Emergency volunteers

  • There is a new form of statutory unpaid leave for emergency volunteers. If any members of the pharmacy team obtain an emergency volunteering certificate, they would be entitled to be absent from work to act as an emergency volunteer for a period of either two, three or four consecutive weeks (as specified in the certificate). However, this does not apply to workers employed by an undertaking with a headcount of less than ten. Members of larger organisations may want to check with their staff whether any of them are intending to act as an emergency volunteer and consider whether they are would be better placed staying in the pharmacy.

 Health Service indemnification

  • The bill provides for indemnity coverage for clinical negligence of healthcare workers and others carrying out NHS/HSC activities connected to care, treatment or diagnostic services regarding the pandemic. This is a safety net for where such activities are not otherwise covered under existing indemnity arrangements. This also extends to NHS ‘business-as-usual’ activities that healthcare professionals and others (including retired healthcare professionals assisting with the pandemic) may be asked to carry out because of the pandemic. The NPA indemnity team have provided the following statement on this “The extent of indemnity coverage under the bill is unclear although it is believed this will not cover pharmacists and other pharmacy staff working in the pharmacy environment. What it is likely to cover is where pharmacists/pharmacy professionals are drafted in by the NHS to use their skills in hospitals etc, for example to provide routine vaccinations.”

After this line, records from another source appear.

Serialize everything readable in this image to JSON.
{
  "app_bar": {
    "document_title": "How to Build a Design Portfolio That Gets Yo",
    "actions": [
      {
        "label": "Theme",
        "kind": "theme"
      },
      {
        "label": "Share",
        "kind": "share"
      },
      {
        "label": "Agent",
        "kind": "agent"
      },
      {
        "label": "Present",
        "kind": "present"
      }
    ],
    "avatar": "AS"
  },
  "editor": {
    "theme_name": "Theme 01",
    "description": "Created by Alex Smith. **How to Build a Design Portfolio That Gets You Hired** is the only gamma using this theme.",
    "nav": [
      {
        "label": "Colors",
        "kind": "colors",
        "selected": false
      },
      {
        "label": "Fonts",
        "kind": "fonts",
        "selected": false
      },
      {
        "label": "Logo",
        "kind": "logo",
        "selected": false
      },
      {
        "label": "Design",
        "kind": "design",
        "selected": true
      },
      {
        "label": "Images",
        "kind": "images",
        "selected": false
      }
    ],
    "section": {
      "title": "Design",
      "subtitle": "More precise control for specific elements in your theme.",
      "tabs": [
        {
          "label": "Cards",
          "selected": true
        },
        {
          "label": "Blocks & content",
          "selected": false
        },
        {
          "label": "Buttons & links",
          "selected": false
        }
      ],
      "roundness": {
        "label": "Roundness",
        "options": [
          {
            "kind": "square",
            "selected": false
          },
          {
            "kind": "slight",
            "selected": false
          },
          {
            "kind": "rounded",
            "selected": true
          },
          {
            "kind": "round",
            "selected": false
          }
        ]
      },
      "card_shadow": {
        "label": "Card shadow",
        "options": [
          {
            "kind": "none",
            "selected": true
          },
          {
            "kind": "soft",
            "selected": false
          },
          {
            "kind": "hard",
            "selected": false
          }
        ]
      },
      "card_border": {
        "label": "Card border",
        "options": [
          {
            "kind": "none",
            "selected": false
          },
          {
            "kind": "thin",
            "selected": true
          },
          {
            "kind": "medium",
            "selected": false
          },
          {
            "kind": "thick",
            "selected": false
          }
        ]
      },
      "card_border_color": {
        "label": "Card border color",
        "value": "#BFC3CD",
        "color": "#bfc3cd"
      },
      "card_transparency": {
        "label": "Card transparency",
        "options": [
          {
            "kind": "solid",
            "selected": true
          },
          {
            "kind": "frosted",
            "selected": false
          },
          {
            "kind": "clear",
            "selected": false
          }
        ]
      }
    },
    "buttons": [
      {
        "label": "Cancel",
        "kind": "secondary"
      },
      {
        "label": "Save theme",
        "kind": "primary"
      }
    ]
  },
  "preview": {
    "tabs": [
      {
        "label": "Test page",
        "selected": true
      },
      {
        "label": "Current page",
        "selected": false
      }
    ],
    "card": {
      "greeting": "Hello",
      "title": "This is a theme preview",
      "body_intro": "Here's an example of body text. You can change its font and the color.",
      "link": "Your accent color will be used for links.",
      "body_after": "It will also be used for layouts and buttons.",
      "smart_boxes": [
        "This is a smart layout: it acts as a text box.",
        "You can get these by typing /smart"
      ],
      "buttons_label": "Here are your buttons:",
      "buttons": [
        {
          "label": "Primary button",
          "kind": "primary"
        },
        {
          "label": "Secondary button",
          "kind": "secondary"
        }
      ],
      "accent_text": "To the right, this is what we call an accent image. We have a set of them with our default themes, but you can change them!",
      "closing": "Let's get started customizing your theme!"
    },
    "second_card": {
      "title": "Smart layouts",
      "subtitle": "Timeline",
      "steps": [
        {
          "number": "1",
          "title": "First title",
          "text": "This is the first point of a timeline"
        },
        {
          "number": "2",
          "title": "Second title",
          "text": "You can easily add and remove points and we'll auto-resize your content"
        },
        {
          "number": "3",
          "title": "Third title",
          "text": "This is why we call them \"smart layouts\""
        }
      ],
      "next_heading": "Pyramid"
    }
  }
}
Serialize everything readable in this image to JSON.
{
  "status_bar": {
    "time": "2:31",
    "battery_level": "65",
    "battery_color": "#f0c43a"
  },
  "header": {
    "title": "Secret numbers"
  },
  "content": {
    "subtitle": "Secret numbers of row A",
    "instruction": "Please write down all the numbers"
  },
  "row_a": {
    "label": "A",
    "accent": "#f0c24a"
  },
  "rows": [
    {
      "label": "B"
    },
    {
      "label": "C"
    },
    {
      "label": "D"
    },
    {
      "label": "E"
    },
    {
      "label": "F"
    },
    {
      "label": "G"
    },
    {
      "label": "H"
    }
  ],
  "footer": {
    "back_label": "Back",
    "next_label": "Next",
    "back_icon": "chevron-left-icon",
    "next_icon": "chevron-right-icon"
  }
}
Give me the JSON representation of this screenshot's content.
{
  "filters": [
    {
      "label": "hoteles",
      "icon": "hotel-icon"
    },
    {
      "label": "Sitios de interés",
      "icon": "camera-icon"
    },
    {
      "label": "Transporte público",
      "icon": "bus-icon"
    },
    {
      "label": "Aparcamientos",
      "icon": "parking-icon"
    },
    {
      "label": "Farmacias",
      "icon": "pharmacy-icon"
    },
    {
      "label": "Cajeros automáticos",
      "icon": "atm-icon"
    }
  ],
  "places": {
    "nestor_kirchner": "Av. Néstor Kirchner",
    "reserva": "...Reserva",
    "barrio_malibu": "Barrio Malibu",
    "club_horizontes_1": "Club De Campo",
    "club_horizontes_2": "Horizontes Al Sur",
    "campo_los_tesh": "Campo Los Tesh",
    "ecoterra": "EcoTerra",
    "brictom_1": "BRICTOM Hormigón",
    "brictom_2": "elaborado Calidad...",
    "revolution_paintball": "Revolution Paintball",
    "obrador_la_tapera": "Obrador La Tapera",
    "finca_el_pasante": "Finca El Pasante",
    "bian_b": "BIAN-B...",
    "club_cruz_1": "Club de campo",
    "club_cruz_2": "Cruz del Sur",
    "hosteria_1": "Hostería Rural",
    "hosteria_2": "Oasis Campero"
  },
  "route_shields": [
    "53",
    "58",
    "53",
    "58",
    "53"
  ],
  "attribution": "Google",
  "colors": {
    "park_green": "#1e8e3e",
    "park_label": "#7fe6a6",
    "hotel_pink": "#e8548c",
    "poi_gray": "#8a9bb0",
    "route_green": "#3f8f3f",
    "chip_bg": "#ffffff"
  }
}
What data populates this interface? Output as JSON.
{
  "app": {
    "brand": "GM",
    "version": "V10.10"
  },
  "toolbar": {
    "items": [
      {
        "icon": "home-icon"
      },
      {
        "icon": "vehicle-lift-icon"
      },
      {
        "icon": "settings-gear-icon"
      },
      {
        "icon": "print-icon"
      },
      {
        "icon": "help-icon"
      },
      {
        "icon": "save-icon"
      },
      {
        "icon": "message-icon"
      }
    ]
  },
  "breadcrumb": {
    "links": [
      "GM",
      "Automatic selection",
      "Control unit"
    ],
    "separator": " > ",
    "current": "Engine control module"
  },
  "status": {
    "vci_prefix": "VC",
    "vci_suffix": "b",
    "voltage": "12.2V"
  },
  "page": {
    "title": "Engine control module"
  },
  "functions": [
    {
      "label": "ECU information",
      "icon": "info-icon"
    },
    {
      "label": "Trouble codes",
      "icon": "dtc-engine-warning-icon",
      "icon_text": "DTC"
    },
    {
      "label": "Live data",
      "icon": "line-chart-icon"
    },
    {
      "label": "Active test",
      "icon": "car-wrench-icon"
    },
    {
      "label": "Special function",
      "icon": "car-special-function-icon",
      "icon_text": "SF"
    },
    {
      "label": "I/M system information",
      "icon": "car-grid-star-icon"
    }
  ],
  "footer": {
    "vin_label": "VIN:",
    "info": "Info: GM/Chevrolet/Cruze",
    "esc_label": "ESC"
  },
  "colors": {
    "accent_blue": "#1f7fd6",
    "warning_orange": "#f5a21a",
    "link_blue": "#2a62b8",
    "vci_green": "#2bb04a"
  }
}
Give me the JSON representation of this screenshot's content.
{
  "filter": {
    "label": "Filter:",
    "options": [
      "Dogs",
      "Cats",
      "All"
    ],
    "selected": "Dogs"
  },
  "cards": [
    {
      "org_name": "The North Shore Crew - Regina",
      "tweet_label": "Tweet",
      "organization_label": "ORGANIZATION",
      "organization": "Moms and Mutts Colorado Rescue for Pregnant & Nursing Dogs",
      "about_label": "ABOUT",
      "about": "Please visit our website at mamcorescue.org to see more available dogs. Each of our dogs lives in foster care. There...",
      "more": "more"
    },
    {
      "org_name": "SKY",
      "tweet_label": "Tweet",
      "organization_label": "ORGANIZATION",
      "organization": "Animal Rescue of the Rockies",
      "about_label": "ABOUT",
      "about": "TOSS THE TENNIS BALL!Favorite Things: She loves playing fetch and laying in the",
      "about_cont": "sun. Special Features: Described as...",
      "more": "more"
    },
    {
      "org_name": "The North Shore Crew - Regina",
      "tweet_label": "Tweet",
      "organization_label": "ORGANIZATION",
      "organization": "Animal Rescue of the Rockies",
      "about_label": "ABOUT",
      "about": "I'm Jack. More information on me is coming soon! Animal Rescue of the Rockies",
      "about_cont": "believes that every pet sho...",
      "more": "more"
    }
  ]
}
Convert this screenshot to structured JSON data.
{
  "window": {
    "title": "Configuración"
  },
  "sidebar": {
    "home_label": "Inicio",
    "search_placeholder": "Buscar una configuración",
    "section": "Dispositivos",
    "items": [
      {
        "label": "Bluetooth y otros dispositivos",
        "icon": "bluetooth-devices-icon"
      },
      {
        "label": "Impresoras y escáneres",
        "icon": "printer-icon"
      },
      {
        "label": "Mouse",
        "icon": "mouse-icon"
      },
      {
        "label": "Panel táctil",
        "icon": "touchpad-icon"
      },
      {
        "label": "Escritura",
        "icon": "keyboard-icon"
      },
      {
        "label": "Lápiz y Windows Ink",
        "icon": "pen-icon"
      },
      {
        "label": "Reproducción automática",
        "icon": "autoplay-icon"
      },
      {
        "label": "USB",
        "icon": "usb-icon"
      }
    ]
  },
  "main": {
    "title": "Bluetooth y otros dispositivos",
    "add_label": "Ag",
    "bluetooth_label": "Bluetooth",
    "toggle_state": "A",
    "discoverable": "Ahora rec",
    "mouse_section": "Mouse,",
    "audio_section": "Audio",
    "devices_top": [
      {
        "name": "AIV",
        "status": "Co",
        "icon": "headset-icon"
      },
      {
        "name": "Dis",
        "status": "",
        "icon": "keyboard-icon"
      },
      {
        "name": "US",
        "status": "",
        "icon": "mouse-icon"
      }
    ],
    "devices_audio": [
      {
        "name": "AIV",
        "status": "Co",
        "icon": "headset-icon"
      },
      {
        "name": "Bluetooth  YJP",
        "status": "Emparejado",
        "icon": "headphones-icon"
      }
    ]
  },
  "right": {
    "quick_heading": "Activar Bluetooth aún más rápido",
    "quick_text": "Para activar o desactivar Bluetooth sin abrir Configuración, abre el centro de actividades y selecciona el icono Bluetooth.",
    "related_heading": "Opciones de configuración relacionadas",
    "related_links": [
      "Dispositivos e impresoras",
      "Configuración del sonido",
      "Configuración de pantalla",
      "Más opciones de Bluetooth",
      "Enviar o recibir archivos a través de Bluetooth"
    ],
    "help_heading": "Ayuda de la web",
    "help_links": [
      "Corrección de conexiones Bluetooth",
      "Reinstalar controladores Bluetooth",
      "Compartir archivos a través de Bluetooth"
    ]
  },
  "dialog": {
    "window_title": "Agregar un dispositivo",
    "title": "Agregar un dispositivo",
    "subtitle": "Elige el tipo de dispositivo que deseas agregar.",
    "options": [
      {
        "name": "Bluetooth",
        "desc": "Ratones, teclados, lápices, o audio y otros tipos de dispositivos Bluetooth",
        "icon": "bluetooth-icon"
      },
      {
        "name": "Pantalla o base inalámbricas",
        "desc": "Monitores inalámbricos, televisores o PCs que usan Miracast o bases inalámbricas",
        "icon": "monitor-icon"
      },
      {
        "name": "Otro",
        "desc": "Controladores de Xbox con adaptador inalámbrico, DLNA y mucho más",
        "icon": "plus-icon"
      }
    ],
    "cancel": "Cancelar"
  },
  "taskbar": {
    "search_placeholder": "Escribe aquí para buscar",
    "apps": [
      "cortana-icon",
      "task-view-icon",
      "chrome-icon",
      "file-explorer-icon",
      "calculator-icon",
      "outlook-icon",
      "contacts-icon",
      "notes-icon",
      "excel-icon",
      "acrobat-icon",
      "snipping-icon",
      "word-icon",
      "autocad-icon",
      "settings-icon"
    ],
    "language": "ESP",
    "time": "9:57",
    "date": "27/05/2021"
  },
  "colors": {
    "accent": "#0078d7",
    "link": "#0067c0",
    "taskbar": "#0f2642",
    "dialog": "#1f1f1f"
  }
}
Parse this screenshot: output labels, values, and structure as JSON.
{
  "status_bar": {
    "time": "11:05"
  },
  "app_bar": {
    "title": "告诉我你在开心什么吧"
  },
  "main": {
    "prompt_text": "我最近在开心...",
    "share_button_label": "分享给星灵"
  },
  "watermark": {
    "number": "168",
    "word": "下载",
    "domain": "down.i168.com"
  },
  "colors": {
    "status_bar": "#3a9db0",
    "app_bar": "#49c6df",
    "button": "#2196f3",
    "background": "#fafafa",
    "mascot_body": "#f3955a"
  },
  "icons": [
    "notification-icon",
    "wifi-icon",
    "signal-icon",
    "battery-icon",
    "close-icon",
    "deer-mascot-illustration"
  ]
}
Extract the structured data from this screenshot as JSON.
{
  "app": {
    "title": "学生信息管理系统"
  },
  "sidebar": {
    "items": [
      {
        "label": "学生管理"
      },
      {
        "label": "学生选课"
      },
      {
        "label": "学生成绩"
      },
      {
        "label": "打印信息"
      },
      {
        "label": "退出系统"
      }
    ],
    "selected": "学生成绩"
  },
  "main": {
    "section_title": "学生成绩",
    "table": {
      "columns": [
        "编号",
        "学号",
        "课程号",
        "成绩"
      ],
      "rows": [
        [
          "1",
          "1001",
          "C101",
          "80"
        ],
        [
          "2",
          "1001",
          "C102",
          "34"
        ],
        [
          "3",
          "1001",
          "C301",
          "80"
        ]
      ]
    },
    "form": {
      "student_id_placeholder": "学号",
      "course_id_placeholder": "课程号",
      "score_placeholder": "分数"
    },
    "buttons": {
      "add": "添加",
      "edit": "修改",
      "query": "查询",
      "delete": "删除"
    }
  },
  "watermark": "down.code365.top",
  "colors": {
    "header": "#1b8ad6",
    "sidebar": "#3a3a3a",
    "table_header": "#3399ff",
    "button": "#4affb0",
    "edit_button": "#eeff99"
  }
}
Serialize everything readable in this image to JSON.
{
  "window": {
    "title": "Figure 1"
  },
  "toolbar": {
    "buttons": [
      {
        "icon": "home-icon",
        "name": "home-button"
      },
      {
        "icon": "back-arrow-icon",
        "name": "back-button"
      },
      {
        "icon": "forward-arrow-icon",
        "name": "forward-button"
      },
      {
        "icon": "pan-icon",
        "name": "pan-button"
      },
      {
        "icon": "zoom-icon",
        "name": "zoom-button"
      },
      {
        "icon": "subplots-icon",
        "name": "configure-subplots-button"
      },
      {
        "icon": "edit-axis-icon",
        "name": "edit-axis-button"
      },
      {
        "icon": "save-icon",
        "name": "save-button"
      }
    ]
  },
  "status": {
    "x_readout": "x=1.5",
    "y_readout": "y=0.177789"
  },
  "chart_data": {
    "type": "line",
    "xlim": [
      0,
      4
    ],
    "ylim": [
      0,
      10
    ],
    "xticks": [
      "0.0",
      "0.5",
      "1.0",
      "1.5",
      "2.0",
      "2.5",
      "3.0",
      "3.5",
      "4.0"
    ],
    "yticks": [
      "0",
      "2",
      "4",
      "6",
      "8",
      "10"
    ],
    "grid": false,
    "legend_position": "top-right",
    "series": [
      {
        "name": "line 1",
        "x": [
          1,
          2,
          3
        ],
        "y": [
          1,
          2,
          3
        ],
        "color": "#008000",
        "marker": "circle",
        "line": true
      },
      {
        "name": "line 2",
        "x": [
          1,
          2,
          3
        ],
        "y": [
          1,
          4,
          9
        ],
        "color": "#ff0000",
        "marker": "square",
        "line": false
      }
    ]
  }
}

 DBS checks – Wales and Scotland

  • There are provisions to allow the temporary relaxation of requirements in Wales and Scotland for vetting/disclosure checks to be completed before someone can start working in certain types of role. There is no such provision for England, because workers are already able to start work before an enhanced disclosure is received.

 Vaccinations – Scotland

  • There is a provision to allow a wider range of healthcare professionals to administer vaccinations and immunisations, rather than just medical practitioners and people acting under their direction. This could mean that the Scottish government may involve pharmacists in administering routine immunisations.

Schools closures

  • The bill includes detailed provisions for the temporary closing of educational institutions and childcare premises. The government has issued guidance on which key workers will be entitled to continue to send their children to school. Key workers do include pharmacy staff, although they may still have difficulties finding a place for their child. This could have a significant impact on staffing levels in the pharmacy. Members are advised to discuss this with their team and allow staff time to sort out suitable childcare arrangements.

Statutory sick pay

  • There is provision for the Secretary of State to make regulations to allow employers to recover statutory sick pay (SSP) paid in respect of absences related to covid-19. This will only apply to employers with fewer than 250 employees.
  • There is a temporary suspension of the normal rules that make the first three days of sick leave not eligible for SSP – this will only apply to absences related to covid-19.
  • It is expected that the guidance on whether an employee should be deemed incapable of work due to covid-19 will change frequently.
  • It is expected that the government will publish guidance the changes to SSP shortly. Members are advised to refer to the government website for the latest information which can be found here.